EXERCISE OBJECTIVE:
Could you find each line of the data below that contains the word "chart" and copy those lines?

DATA SECTION:
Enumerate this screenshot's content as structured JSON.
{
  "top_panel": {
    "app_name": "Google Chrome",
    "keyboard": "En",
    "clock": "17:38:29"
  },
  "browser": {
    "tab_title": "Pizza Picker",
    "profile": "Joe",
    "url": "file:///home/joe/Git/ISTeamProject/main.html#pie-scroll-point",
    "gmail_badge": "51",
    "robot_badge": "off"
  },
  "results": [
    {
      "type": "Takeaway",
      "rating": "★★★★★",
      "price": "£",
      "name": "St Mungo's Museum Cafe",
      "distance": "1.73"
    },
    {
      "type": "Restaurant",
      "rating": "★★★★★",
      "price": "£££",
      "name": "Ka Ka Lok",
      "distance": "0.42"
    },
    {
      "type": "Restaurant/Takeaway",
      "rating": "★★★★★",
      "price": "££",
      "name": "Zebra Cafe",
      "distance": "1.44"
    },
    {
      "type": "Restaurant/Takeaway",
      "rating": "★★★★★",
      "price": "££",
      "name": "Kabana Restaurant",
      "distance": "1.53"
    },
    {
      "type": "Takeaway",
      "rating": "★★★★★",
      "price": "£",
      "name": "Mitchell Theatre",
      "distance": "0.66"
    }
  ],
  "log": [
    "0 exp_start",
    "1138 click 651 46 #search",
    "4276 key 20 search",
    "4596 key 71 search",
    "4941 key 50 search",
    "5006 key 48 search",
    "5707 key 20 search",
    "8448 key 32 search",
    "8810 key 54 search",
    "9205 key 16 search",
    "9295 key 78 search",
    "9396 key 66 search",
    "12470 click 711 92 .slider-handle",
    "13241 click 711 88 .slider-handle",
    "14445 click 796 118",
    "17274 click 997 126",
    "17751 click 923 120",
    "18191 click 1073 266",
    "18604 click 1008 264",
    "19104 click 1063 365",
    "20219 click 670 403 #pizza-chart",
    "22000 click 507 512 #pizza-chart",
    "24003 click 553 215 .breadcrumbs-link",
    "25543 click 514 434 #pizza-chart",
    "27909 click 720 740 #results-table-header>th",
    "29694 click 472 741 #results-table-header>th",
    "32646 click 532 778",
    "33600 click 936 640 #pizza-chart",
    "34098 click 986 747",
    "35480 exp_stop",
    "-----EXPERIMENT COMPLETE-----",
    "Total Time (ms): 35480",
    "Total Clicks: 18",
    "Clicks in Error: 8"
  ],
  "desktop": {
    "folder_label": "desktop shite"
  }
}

WRITTEN REPLY:
    "20219 click 670 403 #pizza-chart",
    "22000 click 507 512 #pizza-chart",
    "25543 click 514 434 #pizza-chart",
    "33600 click 936 640 #pizza-chart",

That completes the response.